The salamander is an amphibious animal similar to the lizard, but with markedly different care and environmental needs that set them apart. The salamander species has lived on earth for over 160 million years, and there are over 550 different types of them on different continents. Salamanders of different types can vary in size from just an inch or so long, up to nearly five feet! The average size of salamanders within the pet trade that make suitable pets tend to be between 4-8 inches long.
In the wild, salamander populations are currently much smaller than they have been in the past, due to changes to the environment and the erosion of their natural habitats. It is vitally important to protect salamanders in the wild, so ensure that you only buy captivity-bred specimens and not wild-caught salamanders.
In this article, we will look at the basic care requirements of the salamander, and how to keep them happy, healthy and well.
If you are looking for a pet that you can pick up, hold and play with, the salamander would be a poor choice.

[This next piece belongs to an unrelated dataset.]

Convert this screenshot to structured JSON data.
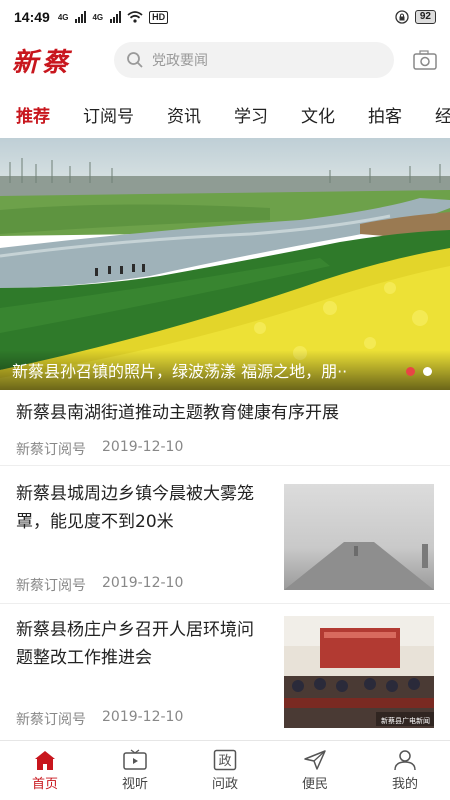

The skin of the salamander is semi-absorbent due to their wet living environments, which also means that they will also absorb salt, chemical residue and oils from your own skin if picked up, all of which are potentially harmful.
Salamanders should be viewed as a look but don’t touch type of pet, and if you do need to handle your salamander and this cannot be avoided, rinse your hands of in clean bottled water first (not tap water, as this contains additives) and do not use soap.
In order to keep your salamander happy and comfortable, their tank should mimic as much as possible the natural environment that salamanders live in in the wild, in order to fulfil all of their requirements.
The tank should be moist and cool, with a well-fitting and secured hood that also provides ventilation. The ideal temperature for the salamander enclosure should be between 55 and 65 degrees Fahrenheit. You will also need to provide plenty of cover and hiding places within the tank, as salamanders are timid, shy little animals that like to feel secure within their homes.
Damp potting soil makes for an excellent tank substrate, while pieces of broken ceramic flowerpots, moss and bark can be used to provide cover. It is important to check the moisture levels of the soil on daily basis, and mist it if it becomes too dry. You should also include a basking dish within the tank, so that your salamander can take a dip! The water used to mist the tank and provide a bathing pool should be fresh and non-chlorinated.
Salamanders are carnivorous, and will eat a wide range of small meat based meals. Small insects and worms of the types that you can easily buy for feeding to small reptiles are the perfect choice, and a combination of earthworms, wax worms, flies, roaches and slugs will provide a balanced diet. You should also buy a calcium supplement to lightly dust your salamander’s meals with before offering them to him.
When adult, salamanders will generally need to be fed twice to three times per week, but some species will need feeding daily. Remove any uneaten food from the tank within a day of leaving it there. Salamanders are by choice nocturnal animals, which will become more active at night; so this is the ideal time to feed your salamander, removing uneaten food in the morning.
Salamanders are very delicate, and susceptible to environmental changes and additives such as chlorinated water. It is vital to ensure that you have access to a source of fresh, non tap water before you bring your pet home, which might mean buying bottled water or using a reverse osmosis machine to filter the water. You can also by ready made reverse osmosis water from larger aquatic retailers, specifically those that sell supplies for marine fish.
On a daily basis, you should remove uneaten food from your salamander’s tank, and clear waste from the substrate and tank sides in order to prevent bacteria build up and potential infections. Every two to three months, you will need to remove everything from the tank to clean it thoroughly, replacing the substrate, moss and bark for fresh. As with everything else relating to water that comes into contact with salamanders, use un-chlorinated water at all times. Even very small quantities of chlorine or other deposits can be harmful to your pet, so take great pains to avoid introducing these into the tank.
Keep the substrate damp at all times, and keep a lookout for mould colonies, which can indicate that the substrate is too wet, or the tank is too humid.